Over the past year, a process involving ALS and ALS-U staff, the ALS user community, and external advisory committees has been ongoing to select the insertion-device beamlines that will be built and upgraded within the scope of the ALS-U Project. These beamlines will join existing ALS beamlines to form the full complement of capabilities that will be available at the upgraded ALS in several years. I am delighted to inform you that the selection process is now complete and to announce the result.
The ALS-U Project will build two new beamlines:
- a soft x-ray beamline in Sector 10, dubbed “FLEXON,” whose high-brightness coherent flux and multiple complementary techniques will probe the roles of multiscale heterogeneity in quantum materials; and
- a tender x-ray beamline in Sector 8, whose coherent scattering and scanning spectromicroscopy capabilities will address challenges at the frontiers of diverse scientific areas, ranging from soft condensed matter and biomaterials to energy science and Earth and environmental sciences.
The project will also upgrade two existing soft x-ray beamlines in Sector 7:
- COSMIC (7.0.1), which will leverage the full brightness and coherence of the upgraded ALS to perform zone-plate-based microscopy, ptychography, and 3D tomography with an up to hundred-fold increase in measurement speed and an improvement in spatial resolution down to 1 nm; and
- MAESTRO (7.0.2), which will take full advantage of the improved coherence of the upgraded ALS to improve the angle-resolved photoemission spectroscopy (ARPES) collection efficiency by more than an order of magnitude, enabling much better spatial resolution, faster measurements, and more comprehensive data sets for materials discovery.
These beamlines, described in more detail in this document, were selected from among a number of strong proposals put forward by teams of ALS scientists, leveraging critical input from the user community. Several advisory committees provided feedback that informed the outcome, most notably an ad hoc committee of external experts who thoughtfully evaluated the proposals for scientific importance, relevance of ALS-U characteristics and potential world leadership, technical feasibility and fit to project resources, and strength of the relevant user community and expected productivity.
The selection of these beamlines is a key milestone for the ALS-U Project.

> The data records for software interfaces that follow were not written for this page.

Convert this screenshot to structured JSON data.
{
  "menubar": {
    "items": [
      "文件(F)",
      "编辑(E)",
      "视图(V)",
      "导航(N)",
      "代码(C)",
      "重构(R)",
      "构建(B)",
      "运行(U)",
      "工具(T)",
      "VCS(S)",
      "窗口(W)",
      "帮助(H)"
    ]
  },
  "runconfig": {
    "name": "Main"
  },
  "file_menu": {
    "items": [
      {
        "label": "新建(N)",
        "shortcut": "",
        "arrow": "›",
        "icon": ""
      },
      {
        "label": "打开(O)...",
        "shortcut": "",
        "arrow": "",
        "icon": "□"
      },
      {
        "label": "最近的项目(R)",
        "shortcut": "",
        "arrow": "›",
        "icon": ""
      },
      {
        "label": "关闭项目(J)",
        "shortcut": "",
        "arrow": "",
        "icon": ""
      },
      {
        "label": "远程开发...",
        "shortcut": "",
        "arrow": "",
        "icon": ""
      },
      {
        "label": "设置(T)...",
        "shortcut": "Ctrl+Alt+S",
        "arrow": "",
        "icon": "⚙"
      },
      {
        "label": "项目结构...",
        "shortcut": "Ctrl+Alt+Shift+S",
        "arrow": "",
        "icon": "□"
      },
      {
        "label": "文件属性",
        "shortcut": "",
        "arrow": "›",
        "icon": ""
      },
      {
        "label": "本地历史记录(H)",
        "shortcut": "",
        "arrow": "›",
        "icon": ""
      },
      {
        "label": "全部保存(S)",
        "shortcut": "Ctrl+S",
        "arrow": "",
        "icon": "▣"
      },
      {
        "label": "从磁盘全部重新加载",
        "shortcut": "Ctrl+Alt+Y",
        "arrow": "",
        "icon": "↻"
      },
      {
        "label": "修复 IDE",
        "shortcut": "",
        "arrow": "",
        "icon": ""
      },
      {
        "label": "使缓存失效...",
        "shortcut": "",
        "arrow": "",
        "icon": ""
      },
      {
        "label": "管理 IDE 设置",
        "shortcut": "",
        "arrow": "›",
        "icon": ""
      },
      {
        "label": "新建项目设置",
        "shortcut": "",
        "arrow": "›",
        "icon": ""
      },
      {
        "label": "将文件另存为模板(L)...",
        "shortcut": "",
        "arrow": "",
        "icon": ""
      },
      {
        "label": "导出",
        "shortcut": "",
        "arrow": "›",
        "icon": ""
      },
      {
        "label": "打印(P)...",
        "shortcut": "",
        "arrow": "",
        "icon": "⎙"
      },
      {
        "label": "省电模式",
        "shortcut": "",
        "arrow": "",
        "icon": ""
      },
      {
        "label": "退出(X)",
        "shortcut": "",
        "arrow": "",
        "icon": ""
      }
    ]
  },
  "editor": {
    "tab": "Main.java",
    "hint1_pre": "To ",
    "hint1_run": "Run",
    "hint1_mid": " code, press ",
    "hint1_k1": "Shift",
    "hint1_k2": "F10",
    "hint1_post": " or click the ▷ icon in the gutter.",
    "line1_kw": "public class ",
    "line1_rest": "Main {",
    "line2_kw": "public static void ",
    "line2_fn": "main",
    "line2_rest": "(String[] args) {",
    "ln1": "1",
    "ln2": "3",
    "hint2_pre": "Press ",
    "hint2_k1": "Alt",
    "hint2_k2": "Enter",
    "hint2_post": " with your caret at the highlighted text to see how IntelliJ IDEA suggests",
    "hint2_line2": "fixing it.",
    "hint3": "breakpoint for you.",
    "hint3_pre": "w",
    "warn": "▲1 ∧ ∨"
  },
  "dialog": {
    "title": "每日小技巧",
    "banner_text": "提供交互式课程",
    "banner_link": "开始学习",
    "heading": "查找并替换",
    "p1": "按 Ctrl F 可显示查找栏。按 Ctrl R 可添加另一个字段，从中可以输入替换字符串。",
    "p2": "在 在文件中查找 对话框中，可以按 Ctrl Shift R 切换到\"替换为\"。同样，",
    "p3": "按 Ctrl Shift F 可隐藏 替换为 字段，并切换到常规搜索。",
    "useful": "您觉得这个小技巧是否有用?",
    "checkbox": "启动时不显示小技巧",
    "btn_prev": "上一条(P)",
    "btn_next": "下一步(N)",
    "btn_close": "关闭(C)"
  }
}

The instruments will enable the project to meet the U.S. Department of Energy Office of Basic Energy Sciences mission need by providing the advanced capabilities necessary to observe and understand materials and material phenomena in real time as they emerge and evolve. Throughout the ALS-U Project and beyond, the ALS will continue to innovate with new and upgraded experimental systems, many of which will benefit from ALS-U characteristics. The input and advice from the ALS-U beamline selection process will inform ALS strategic planning and future projects.
I want to thank Andreas Scholl, who chaired the ALS-U beamline selection working group, for running an excellent, inclusive process that has reached a great conclusion. And I want to thank ALS staff who helped drive this process, the many users who contributed in workshops, meetings, and casual conversations, and the ad hoc committee that provided excellent and timely advice throughout.
We look forward to presenting these beamlines in more detail to our user community in an upcoming online forum, which will also provide the opportunity to answer your questions. I invite you to join us on Monday, February 25, from 10–11 a.m. PT. Details on how to access the online forum and the agenda with speakers will be announced by email and posted on this webpage. I also welcome your questions and comments in advance of the event via the electronic form linked to below.